Seal has been ordered by a British court to pay a former manager commissions on earnings from his first two albums.
John Wadlow claimed he was entitled to unpaid commissions due under a 1995 agreement. Both of the albums in question were recorded before that date.
On Thursday, Justice Charles Gray ordered Seal, whose real name is Henry Olusegun Adeola Samuel, to make an interim payment of $922,000. The full amount to be paid to Wadlow will be decided at a future court hearing.
Ian Mill, Wadlow’s lawyer, had told the court that Wadlow and Seal met in 1987 when Wadlow was a partner in a recording studio.
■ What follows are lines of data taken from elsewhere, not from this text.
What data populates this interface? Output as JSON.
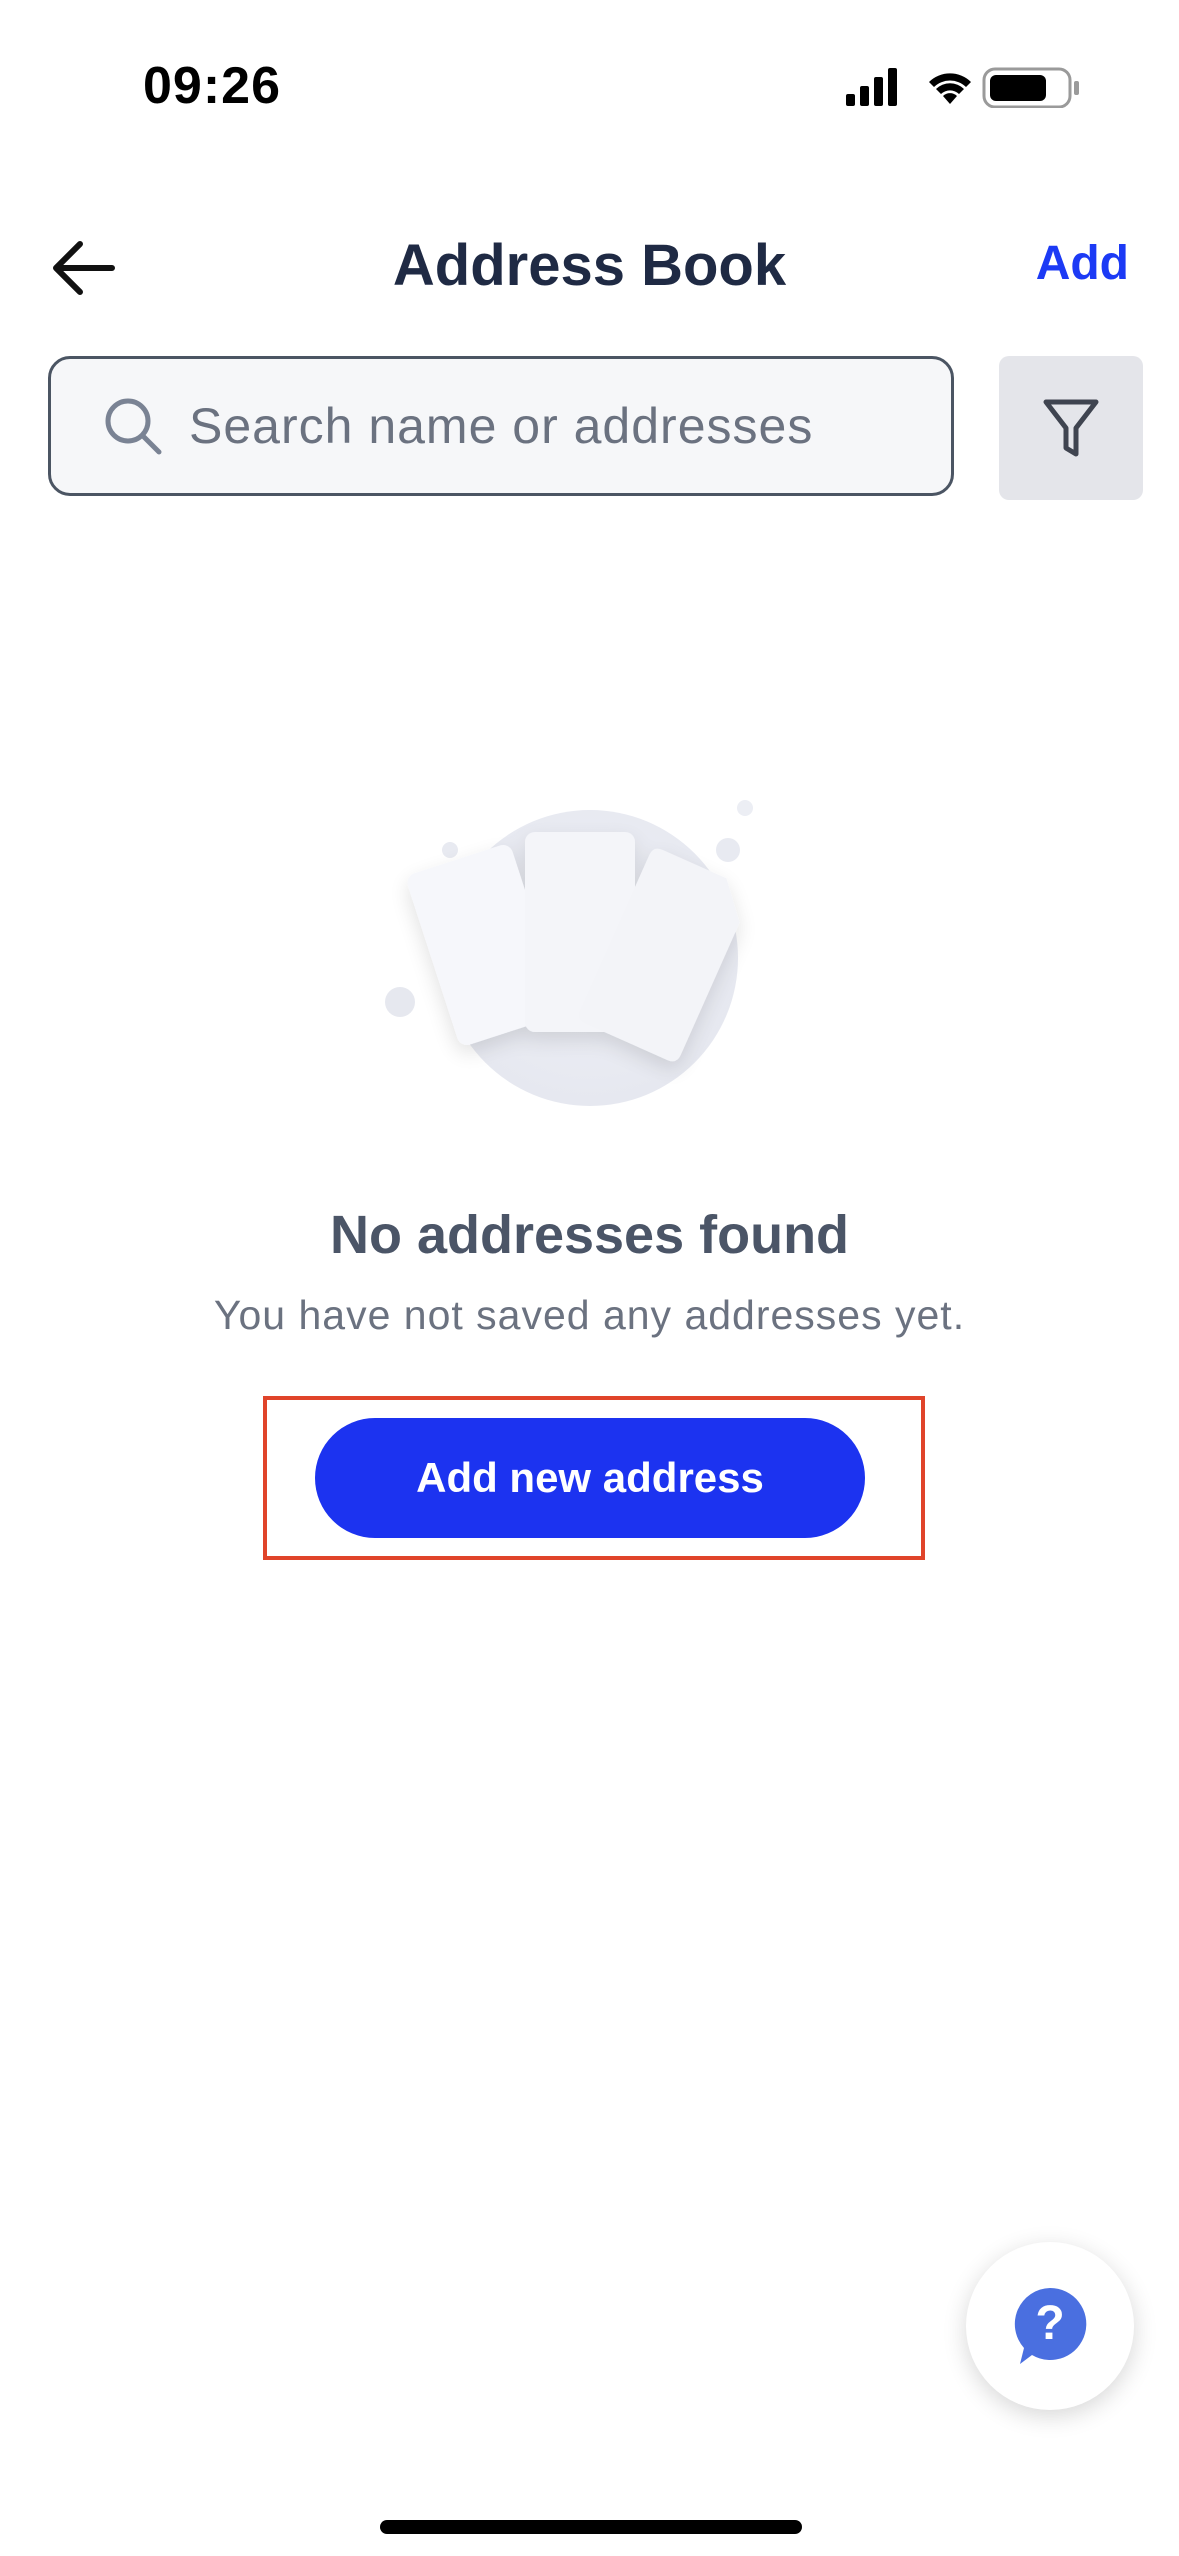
{
  "status_bar": {
    "time": "09:26",
    "icons": [
      "signal-icon",
      "wifi-icon",
      "battery-icon"
    ]
  },
  "header": {
    "title": "Address Book",
    "add_label": "Add",
    "back_icon": "arrow-left-icon"
  },
  "search": {
    "placeholder": "Search name or addresses",
    "value": "",
    "icon": "search-icon"
  },
  "filter": {
    "icon": "filter-icon"
  },
  "empty_state": {
    "illustration": "empty-documents-illustration",
    "title": "No addresses found",
    "subtitle": "You have not saved any addresses yet.",
    "button_label": "Add new address"
  },
  "help": {
    "icon": "help-icon"
  },
  "colors": {
    "accent": "#1c33f0",
    "title_text": "#1f2a44",
    "muted_text": "#6b7280",
    "highlight_border": "#e0442a",
    "help_icon": "#4a6fe0"
  }
}
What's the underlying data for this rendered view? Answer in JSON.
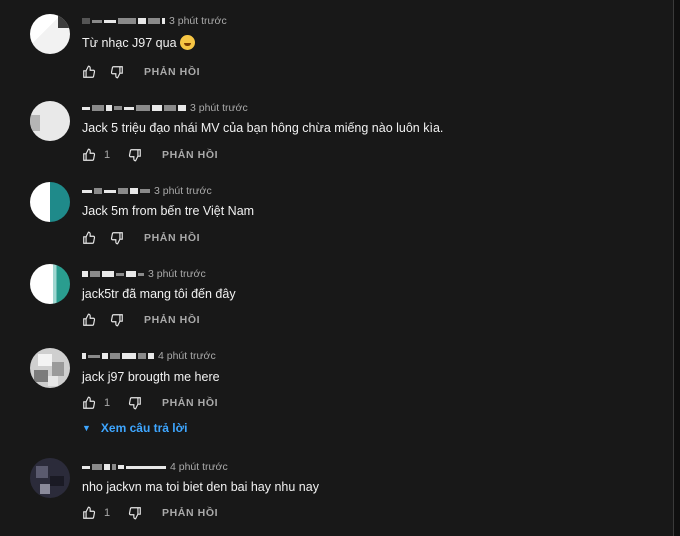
{
  "comments": [
    {
      "time": "3 phút trước",
      "text": "Từ nhạc J97 qua",
      "emoji": "rolling-on-floor-laughing",
      "likes": "",
      "reply_label": "PHẢN HỒI"
    },
    {
      "time": "3 phút trước",
      "text": "Jack 5 triệu đạo nhái MV của bạn hông chừa miếng nào luôn kìa.",
      "likes": "1",
      "reply_label": "PHẢN HỒI"
    },
    {
      "time": "3 phút trước",
      "text": "Jack 5m from bến tre Việt Nam",
      "likes": "",
      "reply_label": "PHẢN HỒI"
    },
    {
      "time": "3 phút trước",
      "text": "jack5tr đã mang tôi đến đây",
      "likes": "",
      "reply_label": "PHẢN HỒI"
    },
    {
      "time": "4 phút trước",
      "text": "jack j97 brougth me here",
      "likes": "1",
      "reply_label": "PHẢN HỒI"
    },
    {
      "time": "4 phút trước",
      "text": "nho jackvn ma toi biet den bai hay nhu nay",
      "likes": "1",
      "reply_label": "PHẢN HỒI"
    }
  ],
  "view_replies_label": "Xem câu trả lời",
  "colors": {
    "background": "#181818",
    "link": "#3ea6ff",
    "secondary_text": "#aaaaaa"
  }
}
“At this point Seal was an undiscovered singer and songwriter and had not attracted any interest from record companies or publishers,” Mill said.
Seal released albums in 1991 and 1994, which both topped the British charts, before a management and publishing agreement was signed in March 1995.
His lawyers argued that no commissions were owed on the first two albums either under the 1995 agreement or a 1990 management agreement.
Though the judge ruled against Seal, he said the 43-year-old singer’s testimony had been “an honest attempt on his part to recollect events, most of which took place long ago.”
“He has now come to feel strongly — and, I believe, genuinely — that Mr. Wadlow, someone whom he once regarded as his mentor and, as he put it, a father figure, has betrayed him, in particular by ‘emotionally coercing’ him into the settlement agreement,” the judge said.